**Goal of the exercise:** I need all the entries repeated exactly as written.

Given data below:

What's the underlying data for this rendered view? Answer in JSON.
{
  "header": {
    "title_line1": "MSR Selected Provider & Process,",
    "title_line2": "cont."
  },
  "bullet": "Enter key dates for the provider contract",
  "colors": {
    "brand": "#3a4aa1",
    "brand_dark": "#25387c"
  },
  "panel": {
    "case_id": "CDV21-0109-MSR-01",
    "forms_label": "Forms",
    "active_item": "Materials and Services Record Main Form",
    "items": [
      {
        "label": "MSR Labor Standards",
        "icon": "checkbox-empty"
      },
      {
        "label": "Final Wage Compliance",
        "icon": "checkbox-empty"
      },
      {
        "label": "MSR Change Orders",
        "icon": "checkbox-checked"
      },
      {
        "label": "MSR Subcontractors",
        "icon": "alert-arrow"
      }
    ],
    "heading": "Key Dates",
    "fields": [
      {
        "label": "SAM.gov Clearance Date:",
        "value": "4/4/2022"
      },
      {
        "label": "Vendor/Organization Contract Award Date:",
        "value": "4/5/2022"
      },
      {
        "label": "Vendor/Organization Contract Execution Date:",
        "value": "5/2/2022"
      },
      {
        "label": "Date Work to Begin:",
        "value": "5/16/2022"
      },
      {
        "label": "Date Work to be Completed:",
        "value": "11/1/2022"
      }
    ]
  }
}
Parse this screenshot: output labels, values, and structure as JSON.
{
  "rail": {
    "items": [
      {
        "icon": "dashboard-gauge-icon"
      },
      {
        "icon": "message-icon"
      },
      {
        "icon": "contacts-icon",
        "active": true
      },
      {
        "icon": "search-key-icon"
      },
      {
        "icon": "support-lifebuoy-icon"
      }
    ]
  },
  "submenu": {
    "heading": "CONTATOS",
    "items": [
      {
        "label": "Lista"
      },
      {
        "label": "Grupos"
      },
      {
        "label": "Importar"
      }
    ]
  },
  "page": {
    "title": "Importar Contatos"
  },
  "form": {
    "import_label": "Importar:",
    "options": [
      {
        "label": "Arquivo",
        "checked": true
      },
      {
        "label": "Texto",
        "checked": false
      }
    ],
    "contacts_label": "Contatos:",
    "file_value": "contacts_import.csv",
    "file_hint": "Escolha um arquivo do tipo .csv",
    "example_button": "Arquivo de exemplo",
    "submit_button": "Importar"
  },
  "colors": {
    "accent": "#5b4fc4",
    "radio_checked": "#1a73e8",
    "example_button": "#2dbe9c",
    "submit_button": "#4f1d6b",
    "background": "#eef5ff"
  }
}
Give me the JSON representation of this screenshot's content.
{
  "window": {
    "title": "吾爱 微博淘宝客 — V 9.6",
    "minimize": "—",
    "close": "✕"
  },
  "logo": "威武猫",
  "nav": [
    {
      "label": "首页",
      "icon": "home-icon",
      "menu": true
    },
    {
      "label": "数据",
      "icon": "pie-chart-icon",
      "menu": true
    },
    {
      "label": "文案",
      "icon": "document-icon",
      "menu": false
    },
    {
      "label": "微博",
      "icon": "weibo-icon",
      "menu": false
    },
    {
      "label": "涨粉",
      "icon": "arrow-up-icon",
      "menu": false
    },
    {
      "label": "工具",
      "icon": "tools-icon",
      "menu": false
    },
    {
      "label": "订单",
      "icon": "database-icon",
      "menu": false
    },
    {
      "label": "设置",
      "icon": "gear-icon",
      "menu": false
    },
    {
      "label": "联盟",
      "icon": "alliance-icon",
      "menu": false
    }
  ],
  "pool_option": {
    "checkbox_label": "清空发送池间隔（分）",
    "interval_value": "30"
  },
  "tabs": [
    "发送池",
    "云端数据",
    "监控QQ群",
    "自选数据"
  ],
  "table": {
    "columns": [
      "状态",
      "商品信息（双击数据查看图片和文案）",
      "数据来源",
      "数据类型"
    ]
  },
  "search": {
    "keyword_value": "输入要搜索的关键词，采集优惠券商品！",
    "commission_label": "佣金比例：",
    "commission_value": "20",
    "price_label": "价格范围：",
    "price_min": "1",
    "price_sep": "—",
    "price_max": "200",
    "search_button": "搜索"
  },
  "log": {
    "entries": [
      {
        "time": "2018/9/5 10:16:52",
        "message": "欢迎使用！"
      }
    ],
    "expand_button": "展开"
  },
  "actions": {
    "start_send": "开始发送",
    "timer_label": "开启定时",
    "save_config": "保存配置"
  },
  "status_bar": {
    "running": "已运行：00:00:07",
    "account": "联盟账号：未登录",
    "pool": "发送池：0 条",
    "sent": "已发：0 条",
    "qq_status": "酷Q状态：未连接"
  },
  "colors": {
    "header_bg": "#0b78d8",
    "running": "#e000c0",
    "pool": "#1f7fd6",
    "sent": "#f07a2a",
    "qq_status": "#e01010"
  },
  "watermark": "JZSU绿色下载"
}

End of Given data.

**Answer for the task:**
What's the underlying data for this rendered view? Answer in JSON.
{
  "header": {
    "title_line1": "MSR Selected Provider & Process,",
    "title_line2": "cont."
  },
  "bullet": "Enter key dates for the provider contract",
  "colors": {
    "brand": "#3a4aa1",
    "brand_dark": "#25387c"
  },
  "panel": {
    "case_id": "CDV21-0109-MSR-01",
    "forms_label": "Forms",
    "active_item": "Materials and Services Record Main Form",
    "items": [
      {
        "label": "MSR Labor Standards",
        "icon": "checkbox-empty"
      },
      {
        "label": "Final Wage Compliance",
        "icon": "checkbox-empty"
      },
      {
        "label": "MSR Change Orders",
        "icon": "checkbox-checked"
      },
      {
        "label": "MSR Subcontractors",
        "icon": "alert-arrow"
      }
    ],
    "heading": "Key Dates",
    "fields": [
      {
        "label": "SAM.gov Clearance Date:",
        "value": "4/4/2022"
      },
      {
        "label": "Vendor/Organization Contract Award Date:",
        "value": "4/5/2022"
      },
      {
        "label": "Vendor/Organization Contract Execution Date:",
        "value": "5/2/2022"
      },
      {
        "label": "Date Work to Begin:",
        "value": "5/16/2022"
      },
      {
        "label": "Date Work to be Completed:",
        "value": "11/1/2022"
      }
    ]
  }
}
Parse this screenshot: output labels, values, and structure as JSON.
{
  "rail": {
    "items": [
      {
        "icon": "dashboard-gauge-icon"
      },
      {
        "icon": "message-icon"
      },
      {
        "icon": "contacts-icon",
        "active": true
      },
      {
        "icon": "search-key-icon"
      },
      {
        "icon": "support-lifebuoy-icon"
      }
    ]
  },
  "submenu": {
    "heading": "CONTATOS",
    "items": [
      {
        "label": "Lista"
      },
      {
        "label": "Grupos"
      },
      {
        "label": "Importar"
      }
    ]
  },
  "page": {
    "title": "Importar Contatos"
  },
  "form": {
    "import_label": "Importar:",
    "options": [
      {
        "label": "Arquivo",
        "checked": true
      },
      {
        "label": "Texto",
        "checked": false
      }
    ],
    "contacts_label": "Contatos:",
    "file_value": "contacts_import.csv",
    "file_hint": "Escolha um arquivo do tipo .csv",
    "example_button": "Arquivo de exemplo",
    "submit_button": "Importar"
  },
  "colors": {
    "accent": "#5b4fc4",
    "radio_checked": "#1a73e8",
    "example_button": "#2dbe9c",
    "submit_button": "#4f1d6b",
    "background": "#eef5ff"
  }
}
Give me the JSON representation of this screenshot's content.
{
  "window": {
    "title": "吾爱 微博淘宝客 — V 9.6",
    "minimize": "—",
    "close": "✕"
  },
  "logo": "威武猫",
  "nav": [
    {
      "label": "首页",
      "icon": "home-icon",
      "menu": true
    },
    {
      "label": "数据",
      "icon": "pie-chart-icon",
      "menu": true
    },
    {
      "label": "文案",
      "icon": "document-icon",
      "menu": false
    },
    {
      "label": "微博",
      "icon": "weibo-icon",
      "menu": false
    },
    {
      "label": "涨粉",
      "icon": "arrow-up-icon",
      "menu": false
    },
    {
      "label": "工具",
      "icon": "tools-icon",
      "menu": false
    },
    {
      "label": "订单",
      "icon": "database-icon",
      "menu": false
    },
    {
      "label": "设置",
      "icon": "gear-icon",
      "menu": false
    },
    {
      "label": "联盟",
      "icon": "alliance-icon",
      "menu": false
    }
  ],
  "pool_option": {
    "checkbox_label": "清空发送池间隔（分）",
    "interval_value": "30"
  },
  "tabs": [
    "发送池",
    "云端数据",
    "监控QQ群",
    "自选数据"
  ],
  "table": {
    "columns": [
      "状态",
      "商品信息（双击数据查看图片和文案）",
      "数据来源",
      "数据类型"
    ]
  },
  "search": {
    "keyword_value": "输入要搜索的关键词，采集优惠券商品！",
    "commission_label": "佣金比例：",
    "commission_value": "20",
    "price_label": "价格范围：",
    "price_min": "1",
    "price_sep": "—",
    "price_max": "200",
    "search_button": "搜索"
  },
  "log": {
    "entries": [
      {
        "time": "2018/9/5 10:16:52",
        "message": "欢迎使用！"
      }
    ],
    "expand_button": "展开"
  },
  "actions": {
    "start_send": "开始发送",
    "timer_label": "开启定时",
    "save_config": "保存配置"
  },
  "status_bar": {
    "running": "已运行：00:00:07",
    "account": "联盟账号：未登录",
    "pool": "发送池：0 条",
    "sent": "已发：0 条",
    "qq_status": "酷Q状态：未连接"
  },
  "colors": {
    "header_bg": "#0b78d8",
    "running": "#e000c0",
    "pool": "#1f7fd6",
    "sent": "#f07a2a",
    "qq_status": "#e01010"
  },
  "watermark": "JZSU绿色下载"
}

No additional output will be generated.